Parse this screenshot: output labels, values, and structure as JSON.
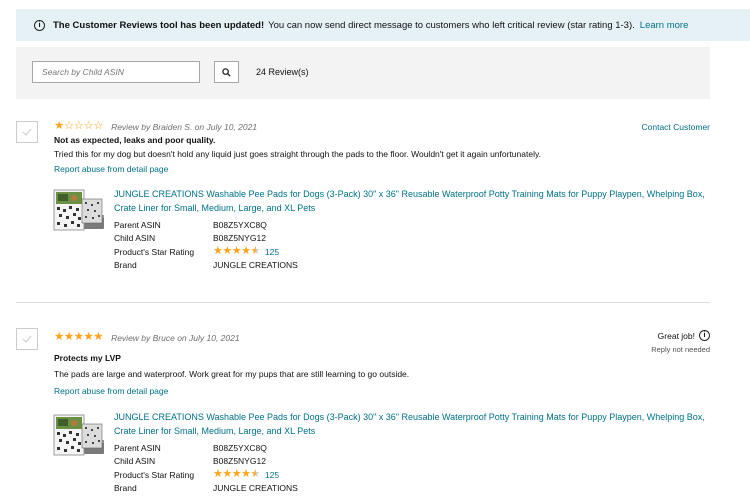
{
  "banner": {
    "bold_text": "The Customer Reviews tool has been updated!",
    "text": "You can now send direct message to customers who left critical review (star rating 1-3).",
    "link": "Learn more"
  },
  "search": {
    "placeholder": "Search by Child ASIN",
    "review_count": "24 Review(s)"
  },
  "icons": {
    "info": "info-icon",
    "search": "search-icon",
    "check": "checkmark-icon",
    "star": "star-icon"
  },
  "colors": {
    "link": "#007185",
    "star": "#ffa41c",
    "banner_bg": "#e5f1f4",
    "search_bg": "#f3f3f3"
  },
  "product_labels": {
    "parent_asin": "Parent ASIN",
    "child_asin": "Child ASIN",
    "star_rating": "Product's Star Rating",
    "brand": "Brand"
  },
  "reviews": [
    {
      "rating": 1,
      "byline": "Review by Braiden S. on July 10, 2021",
      "action": "Contact Customer",
      "title": "Not as expected, leaks and poor quality.",
      "body": "Tried this for my dog but doesn't hold any liquid just goes straight through the pads to the floor. Wouldn't get it again unfortunately.",
      "report": "Report abuse from detail page",
      "product": {
        "title": "JUNGLE CREATIONS Washable Pee Pads for Dogs (3-Pack) 30\" x 36\" Reusable Waterproof Potty Training Mats for Puppy Playpen, Whelping Box, Crate Liner for Small, Medium, Large, and XL Pets",
        "parent_asin": "B08Z5YXC8Q",
        "child_asin": "B08Z5NYG12",
        "star_rating": 4.5,
        "rating_count": "125",
        "brand": "JUNGLE CREATIONS"
      }
    },
    {
      "rating": 5,
      "byline": "Review by Bruce on July 10, 2021",
      "action": "Great job!",
      "reply_note": "Reply not needed",
      "title": "Protects my LVP",
      "body": "The pads are large and waterproof. Work great for my pups that are still learning to go outside.",
      "report": "Report abuse from detail page",
      "product": {
        "title": "JUNGLE CREATIONS Washable Pee Pads for Dogs (3-Pack) 30\" x 36\" Reusable Waterproof Potty Training Mats for Puppy Playpen, Whelping Box, Crate Liner for Small, Medium, Large, and XL Pets",
        "parent_asin": "B08Z5YXC8Q",
        "child_asin": "B08Z5NYG12",
        "star_rating": 4.5,
        "rating_count": "125",
        "brand": "JUNGLE CREATIONS"
      }
    }
  ]
}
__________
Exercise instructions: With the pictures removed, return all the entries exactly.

Task output:
Parse this screenshot: output labels, values, and structure as JSON.
{
  "banner": {
    "bold_text": "The Customer Reviews tool has been updated!",
    "text": "You can now send direct message to customers who left critical review (star rating 1-3).",
    "link": "Learn more"
  },
  "search": {
    "placeholder": "Search by Child ASIN",
    "review_count": "24 Review(s)"
  },
  "icons": {
    "info": "info-icon",
    "search": "search-icon",
    "check": "checkmark-icon",
    "star": "star-icon"
  },
  "colors": {
    "link": "#007185",
    "star": "#ffa41c",
    "banner_bg": "#e5f1f4",
    "search_bg": "#f3f3f3"
  },
  "product_labels": {
    "parent_asin": "Parent ASIN",
    "child_asin": "Child ASIN",
    "star_rating": "Product's Star Rating",
    "brand": "Brand"
  },
  "reviews": [
    {
      "rating": 1,
      "byline": "Review by Braiden S. on July 10, 2021",
      "action": "Contact Customer",
      "title": "Not as expected, leaks and poor quality.",
      "body": "Tried this for my dog but doesn't hold any liquid just goes straight through the pads to the floor. Wouldn't get it again unfortunately.",
      "report": "Report abuse from detail page",
      "product": {
        "title": "JUNGLE CREATIONS Washable Pee Pads for Dogs (3-Pack) 30\" x 36\" Reusable Waterproof Potty Training Mats for Puppy Playpen, Whelping Box, Crate Liner for Small, Medium, Large, and XL Pets",
        "parent_asin": "B08Z5YXC8Q",
        "child_asin": "B08Z5NYG12",
        "star_rating": 4.5,
        "rating_count": "125",
        "brand": "JUNGLE CREATIONS"
      }
    },
    {
      "rating": 5,
      "byline": "Review by Bruce on July 10, 2021",
      "action": "Great job!",
      "reply_note": "Reply not needed",
      "title": "Protects my LVP",
      "body": "The pads are large and waterproof. Work great for my pups that are still learning to go outside.",
      "report": "Report abuse from detail page",
      "product": {
        "title": "JUNGLE CREATIONS Washable Pee Pads for Dogs (3-Pack) 30\" x 36\" Reusable Waterproof Potty Training Mats for Puppy Playpen, Whelping Box, Crate Liner for Small, Medium, Large, and XL Pets",
        "parent_asin": "B08Z5YXC8Q",
        "child_asin": "B08Z5NYG12",
        "star_rating": 4.5,
        "rating_count": "125",
        "brand": "JUNGLE CREATIONS"
      }
    }
  ]
}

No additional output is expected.